By Barbara Kessler
Green Right Now
Greenpeace, guardian of oceans and forests, has reissued its Recycled Tissue and Toilet Paper Guide to help people make the switch to recycled paper.
It recommends that shoppers avoid products such as Kleenex, Cottonelle, Charmin, Angel Soft, Bounty, Brawny and the Target and Wal-Mart house brands because they are not made from recycled wood products.
Using recycled personal paper products can make an impressive impact in curbing global warming, according to Greenpeace, among others — far greater than one might suspect from contemplating the lowly roll of toilet paper.
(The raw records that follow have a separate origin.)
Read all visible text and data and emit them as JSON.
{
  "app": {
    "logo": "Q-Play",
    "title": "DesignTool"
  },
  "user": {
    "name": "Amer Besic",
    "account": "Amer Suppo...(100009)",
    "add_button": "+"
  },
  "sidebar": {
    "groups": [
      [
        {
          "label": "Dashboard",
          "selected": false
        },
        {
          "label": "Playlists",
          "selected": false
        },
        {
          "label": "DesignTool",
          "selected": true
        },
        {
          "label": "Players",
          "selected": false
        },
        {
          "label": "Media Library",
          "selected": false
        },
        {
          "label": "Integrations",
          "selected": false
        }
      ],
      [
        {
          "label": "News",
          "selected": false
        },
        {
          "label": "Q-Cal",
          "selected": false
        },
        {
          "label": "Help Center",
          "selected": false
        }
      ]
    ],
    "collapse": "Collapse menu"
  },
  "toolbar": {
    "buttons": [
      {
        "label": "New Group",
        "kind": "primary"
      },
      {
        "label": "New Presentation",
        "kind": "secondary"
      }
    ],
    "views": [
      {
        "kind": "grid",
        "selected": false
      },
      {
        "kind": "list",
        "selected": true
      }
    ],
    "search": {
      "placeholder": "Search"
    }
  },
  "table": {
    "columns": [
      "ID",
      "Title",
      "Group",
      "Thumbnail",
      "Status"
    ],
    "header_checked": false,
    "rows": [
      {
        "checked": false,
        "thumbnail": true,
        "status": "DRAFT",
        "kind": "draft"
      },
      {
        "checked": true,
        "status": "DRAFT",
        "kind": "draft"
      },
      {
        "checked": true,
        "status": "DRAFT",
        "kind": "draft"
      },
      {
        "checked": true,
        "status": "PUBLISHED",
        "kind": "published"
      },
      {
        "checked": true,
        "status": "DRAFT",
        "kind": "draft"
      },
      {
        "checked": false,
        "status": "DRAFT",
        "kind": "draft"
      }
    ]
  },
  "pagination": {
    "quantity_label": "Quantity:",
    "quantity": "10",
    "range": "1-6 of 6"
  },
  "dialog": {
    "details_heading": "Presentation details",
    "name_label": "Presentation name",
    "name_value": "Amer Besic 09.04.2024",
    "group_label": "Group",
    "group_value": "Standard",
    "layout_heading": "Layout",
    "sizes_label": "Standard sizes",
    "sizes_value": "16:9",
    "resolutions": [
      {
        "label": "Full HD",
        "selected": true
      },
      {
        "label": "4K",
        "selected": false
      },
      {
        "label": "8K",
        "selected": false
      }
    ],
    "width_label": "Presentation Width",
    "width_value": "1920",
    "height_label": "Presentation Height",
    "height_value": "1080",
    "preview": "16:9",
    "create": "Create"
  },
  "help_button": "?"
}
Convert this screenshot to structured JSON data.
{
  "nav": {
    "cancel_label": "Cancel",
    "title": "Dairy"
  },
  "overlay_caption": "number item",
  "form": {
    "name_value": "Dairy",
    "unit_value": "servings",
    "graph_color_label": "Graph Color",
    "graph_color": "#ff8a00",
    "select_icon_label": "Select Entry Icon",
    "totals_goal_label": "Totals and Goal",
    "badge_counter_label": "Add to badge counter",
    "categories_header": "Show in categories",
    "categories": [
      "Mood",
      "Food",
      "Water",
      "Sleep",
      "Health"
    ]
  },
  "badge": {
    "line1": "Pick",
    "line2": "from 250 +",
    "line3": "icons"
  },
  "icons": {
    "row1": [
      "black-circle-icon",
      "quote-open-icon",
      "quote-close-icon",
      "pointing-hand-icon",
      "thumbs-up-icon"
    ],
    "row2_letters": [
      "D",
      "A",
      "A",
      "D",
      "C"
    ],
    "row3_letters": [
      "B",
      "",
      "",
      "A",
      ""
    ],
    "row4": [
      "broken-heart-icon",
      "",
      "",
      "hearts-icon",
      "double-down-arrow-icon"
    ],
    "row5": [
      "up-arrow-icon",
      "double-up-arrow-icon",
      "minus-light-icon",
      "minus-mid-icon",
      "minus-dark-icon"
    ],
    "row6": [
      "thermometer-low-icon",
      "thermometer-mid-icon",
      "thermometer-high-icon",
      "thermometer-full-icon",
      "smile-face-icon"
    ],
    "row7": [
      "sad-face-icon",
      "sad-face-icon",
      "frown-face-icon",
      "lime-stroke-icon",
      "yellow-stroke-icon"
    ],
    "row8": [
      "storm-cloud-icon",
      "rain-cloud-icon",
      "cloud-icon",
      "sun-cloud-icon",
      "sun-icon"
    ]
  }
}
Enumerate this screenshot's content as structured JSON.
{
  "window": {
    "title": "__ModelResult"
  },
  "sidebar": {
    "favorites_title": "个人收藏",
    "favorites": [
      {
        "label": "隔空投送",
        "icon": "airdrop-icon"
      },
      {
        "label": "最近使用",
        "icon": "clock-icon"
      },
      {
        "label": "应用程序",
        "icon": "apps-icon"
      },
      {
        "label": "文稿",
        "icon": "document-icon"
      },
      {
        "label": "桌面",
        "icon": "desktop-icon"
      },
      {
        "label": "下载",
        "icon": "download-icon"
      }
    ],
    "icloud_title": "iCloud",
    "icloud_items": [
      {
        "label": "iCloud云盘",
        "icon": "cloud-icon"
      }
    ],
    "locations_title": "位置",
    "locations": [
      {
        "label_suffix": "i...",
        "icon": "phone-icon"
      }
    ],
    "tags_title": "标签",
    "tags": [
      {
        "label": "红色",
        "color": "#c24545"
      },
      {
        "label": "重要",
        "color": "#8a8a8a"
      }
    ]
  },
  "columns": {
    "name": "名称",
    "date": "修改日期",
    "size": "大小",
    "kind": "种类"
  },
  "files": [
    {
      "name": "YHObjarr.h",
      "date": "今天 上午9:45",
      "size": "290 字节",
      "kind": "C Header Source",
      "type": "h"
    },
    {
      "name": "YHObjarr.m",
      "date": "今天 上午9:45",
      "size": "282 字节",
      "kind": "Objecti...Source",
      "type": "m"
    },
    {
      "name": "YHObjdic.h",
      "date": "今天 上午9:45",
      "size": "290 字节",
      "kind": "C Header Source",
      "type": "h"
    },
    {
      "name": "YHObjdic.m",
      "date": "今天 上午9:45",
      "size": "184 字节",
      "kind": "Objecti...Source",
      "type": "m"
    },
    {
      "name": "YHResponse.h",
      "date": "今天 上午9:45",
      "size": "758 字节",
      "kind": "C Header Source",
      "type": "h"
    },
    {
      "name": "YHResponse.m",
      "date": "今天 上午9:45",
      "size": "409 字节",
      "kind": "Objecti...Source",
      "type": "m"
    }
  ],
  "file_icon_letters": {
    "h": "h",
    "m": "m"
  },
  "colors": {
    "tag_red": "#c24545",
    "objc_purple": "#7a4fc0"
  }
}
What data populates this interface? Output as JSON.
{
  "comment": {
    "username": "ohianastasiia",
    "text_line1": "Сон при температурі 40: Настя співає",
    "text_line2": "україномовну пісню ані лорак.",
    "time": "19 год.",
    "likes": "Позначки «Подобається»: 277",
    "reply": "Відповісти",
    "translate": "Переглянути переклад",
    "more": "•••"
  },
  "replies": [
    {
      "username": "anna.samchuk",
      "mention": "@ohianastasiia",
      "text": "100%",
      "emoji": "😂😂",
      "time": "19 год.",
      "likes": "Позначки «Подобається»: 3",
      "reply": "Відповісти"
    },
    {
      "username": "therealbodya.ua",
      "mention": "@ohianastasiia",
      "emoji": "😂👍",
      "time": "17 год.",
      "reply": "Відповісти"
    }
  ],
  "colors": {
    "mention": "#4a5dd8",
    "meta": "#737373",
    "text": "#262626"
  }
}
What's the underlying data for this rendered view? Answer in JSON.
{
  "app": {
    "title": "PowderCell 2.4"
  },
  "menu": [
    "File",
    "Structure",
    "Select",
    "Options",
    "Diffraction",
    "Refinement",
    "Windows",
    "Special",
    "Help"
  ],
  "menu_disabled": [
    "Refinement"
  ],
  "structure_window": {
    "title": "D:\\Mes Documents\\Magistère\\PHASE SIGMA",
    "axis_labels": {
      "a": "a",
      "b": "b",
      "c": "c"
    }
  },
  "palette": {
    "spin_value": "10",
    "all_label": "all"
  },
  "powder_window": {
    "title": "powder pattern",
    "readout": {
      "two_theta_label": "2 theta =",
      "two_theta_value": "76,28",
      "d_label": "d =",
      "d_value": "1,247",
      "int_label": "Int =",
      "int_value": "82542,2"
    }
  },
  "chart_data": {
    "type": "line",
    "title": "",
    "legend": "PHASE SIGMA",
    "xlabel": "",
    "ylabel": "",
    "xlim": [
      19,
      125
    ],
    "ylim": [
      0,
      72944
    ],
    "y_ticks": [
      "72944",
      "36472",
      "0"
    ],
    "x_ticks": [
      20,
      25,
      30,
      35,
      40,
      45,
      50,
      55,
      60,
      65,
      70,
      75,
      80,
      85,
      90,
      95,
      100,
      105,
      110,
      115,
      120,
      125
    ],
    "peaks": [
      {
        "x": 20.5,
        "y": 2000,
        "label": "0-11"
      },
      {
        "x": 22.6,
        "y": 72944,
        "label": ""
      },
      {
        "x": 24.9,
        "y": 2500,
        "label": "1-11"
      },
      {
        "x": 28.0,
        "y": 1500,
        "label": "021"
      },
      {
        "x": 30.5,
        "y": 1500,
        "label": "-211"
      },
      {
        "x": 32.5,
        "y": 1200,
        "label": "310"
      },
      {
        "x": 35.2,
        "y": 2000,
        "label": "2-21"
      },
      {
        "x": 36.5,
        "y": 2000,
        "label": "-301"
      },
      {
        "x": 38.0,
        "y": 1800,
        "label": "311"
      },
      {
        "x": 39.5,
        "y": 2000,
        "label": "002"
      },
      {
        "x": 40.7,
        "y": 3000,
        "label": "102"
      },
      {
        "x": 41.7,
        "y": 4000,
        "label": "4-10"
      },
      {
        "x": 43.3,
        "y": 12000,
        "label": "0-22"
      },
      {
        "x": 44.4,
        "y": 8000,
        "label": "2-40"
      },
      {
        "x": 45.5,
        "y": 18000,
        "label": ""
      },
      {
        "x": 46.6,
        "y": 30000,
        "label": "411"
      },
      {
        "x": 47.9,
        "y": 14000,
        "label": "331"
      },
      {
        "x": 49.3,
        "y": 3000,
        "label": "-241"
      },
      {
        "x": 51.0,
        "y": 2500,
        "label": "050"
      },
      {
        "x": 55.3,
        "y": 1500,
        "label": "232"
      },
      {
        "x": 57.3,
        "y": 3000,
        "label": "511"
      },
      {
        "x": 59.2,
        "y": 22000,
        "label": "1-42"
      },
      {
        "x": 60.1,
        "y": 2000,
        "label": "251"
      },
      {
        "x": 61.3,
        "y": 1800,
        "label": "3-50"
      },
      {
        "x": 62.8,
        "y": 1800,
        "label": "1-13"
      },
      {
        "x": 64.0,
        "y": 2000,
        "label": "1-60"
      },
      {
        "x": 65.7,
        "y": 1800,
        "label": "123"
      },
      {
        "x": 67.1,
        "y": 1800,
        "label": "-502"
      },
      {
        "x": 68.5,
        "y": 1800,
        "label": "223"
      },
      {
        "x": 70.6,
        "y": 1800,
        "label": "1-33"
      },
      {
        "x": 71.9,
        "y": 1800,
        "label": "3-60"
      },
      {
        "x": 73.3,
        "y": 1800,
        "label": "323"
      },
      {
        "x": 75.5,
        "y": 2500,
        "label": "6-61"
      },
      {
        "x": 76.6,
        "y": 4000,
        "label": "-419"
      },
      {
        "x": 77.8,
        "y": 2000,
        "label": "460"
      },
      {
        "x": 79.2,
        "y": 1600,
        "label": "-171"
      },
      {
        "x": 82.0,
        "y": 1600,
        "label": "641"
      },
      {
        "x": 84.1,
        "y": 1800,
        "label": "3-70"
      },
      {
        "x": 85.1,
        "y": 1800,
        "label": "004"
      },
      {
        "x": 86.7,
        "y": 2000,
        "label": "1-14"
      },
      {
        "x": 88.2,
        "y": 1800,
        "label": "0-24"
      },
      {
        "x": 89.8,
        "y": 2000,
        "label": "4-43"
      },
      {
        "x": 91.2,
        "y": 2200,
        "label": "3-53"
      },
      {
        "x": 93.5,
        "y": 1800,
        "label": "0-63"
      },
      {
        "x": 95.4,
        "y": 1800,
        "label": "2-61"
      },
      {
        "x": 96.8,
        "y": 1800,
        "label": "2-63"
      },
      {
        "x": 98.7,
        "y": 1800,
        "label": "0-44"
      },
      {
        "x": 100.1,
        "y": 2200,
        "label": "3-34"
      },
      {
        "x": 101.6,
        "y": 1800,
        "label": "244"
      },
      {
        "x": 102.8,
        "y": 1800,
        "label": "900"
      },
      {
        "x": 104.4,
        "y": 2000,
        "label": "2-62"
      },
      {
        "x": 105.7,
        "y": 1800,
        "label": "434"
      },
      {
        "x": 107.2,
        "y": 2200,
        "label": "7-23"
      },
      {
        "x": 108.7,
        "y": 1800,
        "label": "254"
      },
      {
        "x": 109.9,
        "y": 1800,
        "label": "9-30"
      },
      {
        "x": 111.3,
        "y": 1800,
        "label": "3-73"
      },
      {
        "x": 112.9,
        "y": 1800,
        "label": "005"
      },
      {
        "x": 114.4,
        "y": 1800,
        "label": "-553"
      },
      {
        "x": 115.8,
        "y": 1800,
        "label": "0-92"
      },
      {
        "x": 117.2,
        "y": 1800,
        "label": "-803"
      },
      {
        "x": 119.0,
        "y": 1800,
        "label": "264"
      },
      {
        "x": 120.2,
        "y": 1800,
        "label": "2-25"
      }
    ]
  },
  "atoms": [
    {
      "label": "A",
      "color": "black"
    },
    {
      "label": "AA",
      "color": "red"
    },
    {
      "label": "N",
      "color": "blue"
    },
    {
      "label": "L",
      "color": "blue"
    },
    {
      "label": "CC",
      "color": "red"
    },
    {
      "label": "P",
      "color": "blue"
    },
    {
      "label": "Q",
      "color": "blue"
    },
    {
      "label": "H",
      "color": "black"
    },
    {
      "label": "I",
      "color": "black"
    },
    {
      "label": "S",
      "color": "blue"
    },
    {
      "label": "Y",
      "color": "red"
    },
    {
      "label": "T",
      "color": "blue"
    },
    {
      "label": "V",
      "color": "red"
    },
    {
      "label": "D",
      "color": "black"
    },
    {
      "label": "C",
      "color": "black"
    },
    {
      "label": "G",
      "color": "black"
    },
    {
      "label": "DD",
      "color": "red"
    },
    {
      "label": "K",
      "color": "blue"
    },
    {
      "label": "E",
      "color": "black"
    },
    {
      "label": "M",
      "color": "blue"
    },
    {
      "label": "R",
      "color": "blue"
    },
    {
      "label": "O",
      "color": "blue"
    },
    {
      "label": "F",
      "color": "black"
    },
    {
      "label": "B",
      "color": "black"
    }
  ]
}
Greenpeace reports that Americans could save 400,000 trees if every family replaced just one regular roll of TP with a recycled one. Imagine if more people switched over completely to recycled brands. Untold acres of carbon-absorbing, life-sustaining forests could be saved.
Even if Greenpeace’s calculations are off-the-mark, consumers could still wield impressive sway in saving forests by ditching conventional paper products.
Mainstream paper companies have responded to deforestation concerns by turning to wood from sustainably managed forests, which require them to harvest according to guidelines that preserve the forest and provide for replanting.
Advocates, though, worry that even these sustainable practices still winnow trees for throwaway paper products.
Greenpeace’s position is that paper companies should get their wood fibers from post-consumer wood or paper waste, or failing that, from Forest Stewardship Council (FSC) forests and tree farms. Companies should not use wood from old-growth forests, a practice that’s slowing, but has not stopped.
For its guide, Greenpeace eschewed paper products that were made from virgin wood fibers, and gave improved rankings based on how much of the product came from post-consumer waste. It also looked at whether the paper was bleached using chlorine, a process that pollutes groundwater, lakes and streams. It suggested that consumers look for products that are made of 100 percent overall recycled content, a minimum of which is 50 percent post-consumer recycled content.
It’s an attainable goal: Green Forest, the top TP pick, is made from 100 percent recycled fibers, 90 percent of which are post-consumer waste, meaning this paper is truly on its second incarnation. By contrast, several TPs in the “avoid” category contain no recycled or post-consumer content. In other words, they might be Angel Soft, but they’re not green.